For another thing, what's the point of cookies -- presumably spéculoos -- in beer? I am assuming they indeed put the cookies in rather than just use them for the label because there's some serious mungusness in this thing, much more than the yeasty goodness of your normal bottle-fermented Belgian ale.
To add to my initial poor impressions, when I opened the bottle, foam burst out everywhere in my kitchen. And before you say, "oh, I bet you shook the bottle", or something else in an effort to defend this brew, let me say, no I did not. It's been sitting undisturbed for a month at least. So there.
And the stench was appalling. "Urine" is the only word for it. In my glass, on my counter-top, on the floor, on the cupboards... Don't get me started on the taste. It's worse.
"Go with tradition", said Fiona. "Stick with cookies and milk."
Indeed, I rather love spéculoos biscuits, which remind me of the gingerbread men my mother used to bake around Christmas time. I can eat them by the cart load, and I certainly wouldn't be doing that if they reeked of urine.
Please, Brasserie d'Ecaussinnes, tell me I got a bad bottle of this beer. This cannot be the taste you were aiming for.

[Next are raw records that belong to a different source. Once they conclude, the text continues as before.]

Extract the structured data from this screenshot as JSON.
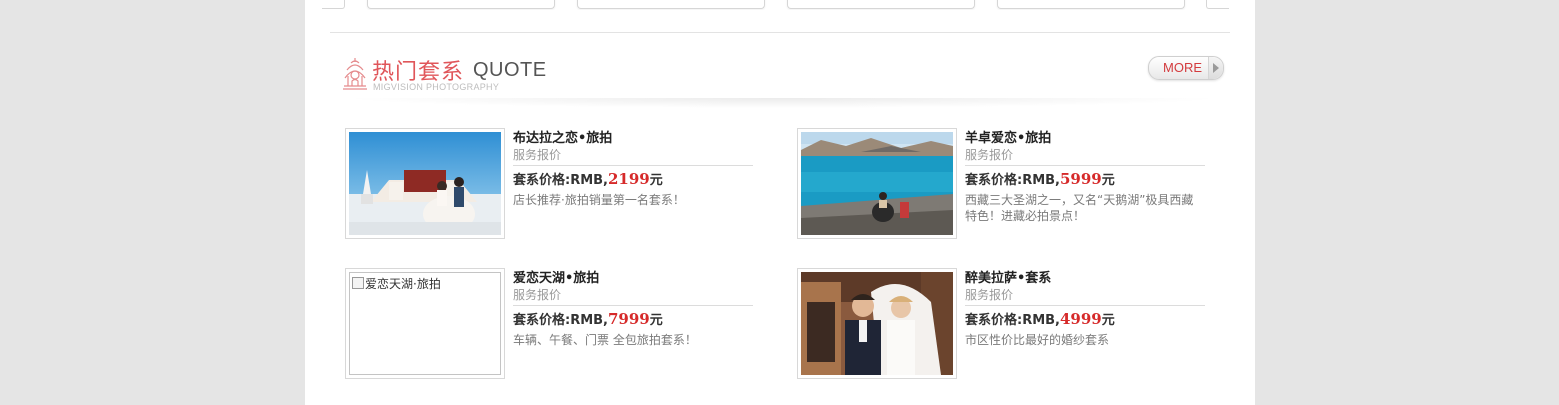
{
  "section": {
    "title_cn": "热门套系",
    "title_en": "QUOTE",
    "subtitle": "MIGVISION PHOTOGRAPHY",
    "more_label": "MORE"
  },
  "packages": [
    {
      "name": "布达拉之恋•旅拍",
      "sub": "服务报价",
      "price_prefix": "套系价格:RMB,",
      "price": "2199",
      "price_suffix": "元",
      "desc": "店长推荐·旅拍销量第一名套系！",
      "image_alt": "布达拉之恋·旅拍",
      "image_loaded": true
    },
    {
      "name": "羊卓爱恋•旅拍",
      "sub": "服务报价",
      "price_prefix": "套系价格:RMB,",
      "price": "5999",
      "price_suffix": "元",
      "desc": "西藏三大圣湖之一，又名“天鹅湖”极具西藏特色！进藏必拍景点！",
      "image_alt": "羊卓爱恋·旅拍",
      "image_loaded": true
    },
    {
      "name": "爱恋天湖•旅拍",
      "sub": "服务报价",
      "price_prefix": "套系价格:RMB,",
      "price": "7999",
      "price_suffix": "元",
      "desc": "车辆、午餐、门票 全包旅拍套系！",
      "image_alt": "爱恋天湖·旅拍",
      "image_loaded": false
    },
    {
      "name": "醉美拉萨•套系",
      "sub": "服务报价",
      "price_prefix": "套系价格:RMB,",
      "price": "4999",
      "price_suffix": "元",
      "desc": "市区性价比最好的婚纱套系",
      "image_alt": "醉美拉萨·套系",
      "image_loaded": true
    }
  ],
  "colors": {
    "accent_red": "#e0565a",
    "price_red": "#d62a2a",
    "page_bg": "#e5e5e5"
  }
}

This cannot be the reason you have drowned well-loved baked goods.
And please, my dear colleague, tell me the other nine bottles of beer you convinced me to buy from this brewery are not going to leave me similarly thirsty with lots of cleaning to do.